- Langdon, 176; Murphy, 191–92. Murphy suggests he had "what would now be called learning difficulties: he was short-tempered and violent, his behaviour, some believed, the result of his mother's death and the subsequent 'liberty with which he grew up' ".
- "Leonora saw Isabella as her role model and engaged in the same kind of intellectual activities, music and sports." Murphy, 191.
- Murphy, 142–43. This villa, south of the Arno River on the Arcetri hills, was later known as Villa del Poggio Imperiale, after the Habsburg Archduchess Maria Magdalena of Austria (1589–1631), wife of Cosimo II de' Medici, Grand Duke of Tuscany
"She brought a vivacity and cultural lustre to the Medici court that ushered it into its second phase of development, as a flourishing centre for music, literature, and intensely patriotic linguistic endeavours centred on the codification of vernacular Tuscan as the official language of Italy." Langdon, 147.
- Murphy, 279–80. The Alterati met twice a week to discuss poetry, plays, and the promotion of the Tuscan language.
- Francesco's mistress was Bianca Cappello.
- Murphy, 49, 92, 283–84.
- Murphy, 233.
- Murphy, 328.
- Murphy, 280–81. For example, in 1573, Cosimo's second wife, Camilla Martelli, accused Leonora of flirting with a servant; and in 1575, Leonora tearfully and indiscreetly confessed to the Ferrarese ambassador, Ercole Cortile, that her husband refused to sleep with her, preferring the company of whores—Cortile naturally reported the conversation to his duke. "She really is the most unfortunate and unhappy princess that ever lived," he wrote, "especially for being one so beautiful and accomplished".
- Langdon, 178; Murphy, 316.
- Murphy, 317.
- Langdon, 176–8.
- Langdon, 178; Murphy, 324–25.
- Quoted by Langdon, 178.
- Quoted by Langdon, 176.
- Quoted by Langdon, 179.
- Langdon, 177. The Order of Sant Stephen had been founded by Duke Cosimo in 1562 as part of his policy of endowing his parvenu Medici duchy with a chivalric vestige of legitimacy.
- Murphy, 315.
- Langdon, 178.
- Murphy, 292–93. In 1575, Cortile reported to the Duke of Ferrara: "Pierino Ridolfi has been accused of plotting to kill Don Pietro while he was in a whorehouse, to murder his son and poison Cardinal Ferdinando.
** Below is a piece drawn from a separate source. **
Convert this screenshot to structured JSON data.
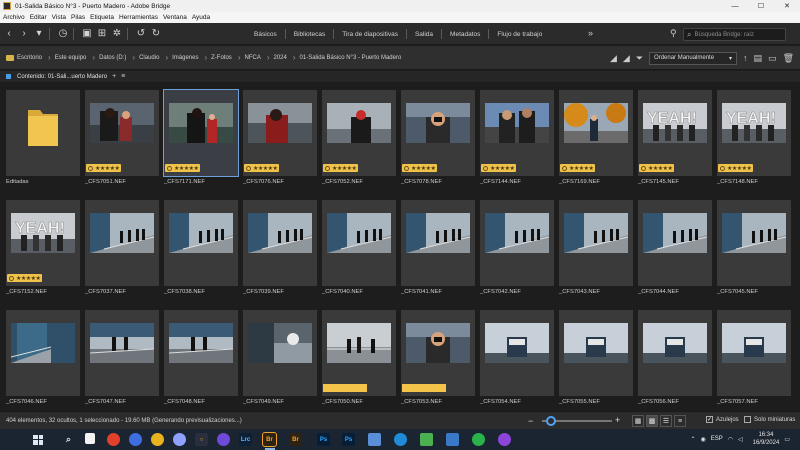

He is in the service of Donna Leonora and the duke is in a great rage with her for having given Pierino a necklace worth 200 scudi and a horse on which to escape". Francesco, reported Cortile, was "prepared to wash his hands of his sister-in-law". Murphy regards these charges against Leonora as excessive, particularly the notion that she would plot the death of her own son.
- Langdon, 176–77.
- Langdon, 179.
- Langdon, 180.
- Langdon, Gabrielle. Medici Women: Portraits of Power, Love, and Betrayal. Toronto: University of Toronto Press, 2007. ISBN 978-0-8020-9526-8.
- Murphy, Caroline P. Isabella de' Medici: The Glorious Life and Tragic End of a Renaissance Princess. London: Faber and Faber, 2008. ISBN 978-0-571-23030-3.
- Pilliod, Elizabeth. Pontormo, Bronzino, Allori: A Genealogy of Florentine Art. New Haven (CT): Yale University Press, 2001. ISBN 0-300-08543-5.